The most important details are that nearly every river between Bologna and the northeast coast was flooded on Thursday, and 280 landslides have been experienced.
A 71-year-old citizen was stranded in her hometown of Botteghino di Zocca, south of Bologna, and had to escape her bedroom in a rubber boat. Firefighters assisted a 97-year-old woman in escaping her bedroom in a rubber boat.
Another 74-year-old survivor said that the road became a river, and everything that was kept down there was lost. This is only one of several towns and villages in Emilia-Romagna that have been inundated by rivers and overflowing canals.
Thursday saw fresh evacuations west of Ravenna and the discovery of more bodies, including a couple in a flat in the flooded village of Russi. Civil Protection Minister Nello Musumeci stated that tropical conditions had already arrived in Italy, reducing the amount of water that could be absorbed. A new strategy for hydraulic engineering is needed due to no regional dams being constructed in the previous 40 years.
Prime Minister Giorgia Meloni’s administration has scheduled a crisis meeting to address flooding caused by climate change.

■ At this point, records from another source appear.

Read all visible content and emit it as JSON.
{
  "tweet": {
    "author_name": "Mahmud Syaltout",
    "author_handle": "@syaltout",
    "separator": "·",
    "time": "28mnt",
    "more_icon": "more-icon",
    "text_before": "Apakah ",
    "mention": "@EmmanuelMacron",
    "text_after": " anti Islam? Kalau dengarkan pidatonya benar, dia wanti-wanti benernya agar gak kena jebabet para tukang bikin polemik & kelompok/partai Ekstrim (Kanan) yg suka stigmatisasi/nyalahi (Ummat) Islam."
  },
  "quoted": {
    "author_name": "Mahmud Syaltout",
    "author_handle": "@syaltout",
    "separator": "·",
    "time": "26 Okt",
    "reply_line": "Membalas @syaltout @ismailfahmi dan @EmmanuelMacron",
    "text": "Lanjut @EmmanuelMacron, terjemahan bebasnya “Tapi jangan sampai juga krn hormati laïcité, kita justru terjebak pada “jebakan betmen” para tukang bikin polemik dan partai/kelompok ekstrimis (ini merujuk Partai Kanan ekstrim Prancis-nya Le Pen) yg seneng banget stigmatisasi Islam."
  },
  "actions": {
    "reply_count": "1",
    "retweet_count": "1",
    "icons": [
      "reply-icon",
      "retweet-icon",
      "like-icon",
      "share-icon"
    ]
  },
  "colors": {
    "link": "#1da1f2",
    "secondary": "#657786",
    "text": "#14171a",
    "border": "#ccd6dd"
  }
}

Emilia-Romagna’s regional president estimated the damage expenses to be billions of euros. Towns to the west of Ravenna were evacuated, Villanova residents were instructed to take refuge, and Cervi experienced flooding again on Thursday.
The Emilia-Romagna Grand Prix at Imola was postponed due to flooding of the Santerno River. Bruce Springsteen’s rock concert at Ferrara was scheduled to take place on Thursday but was cancelled due to flooding. Local councilwoman Anna Ferraresi accused officials of moving forward despite the misery of thousands of people.
Flooding is caused by a variety of factors, but climate change’s warming of the atmosphere increases the likelihood of extreme rainfall. Since the start of the industrial age, the world has already warmed by around 1.1C, and temperatures will continue to climb unless governments drastically reduce emissions.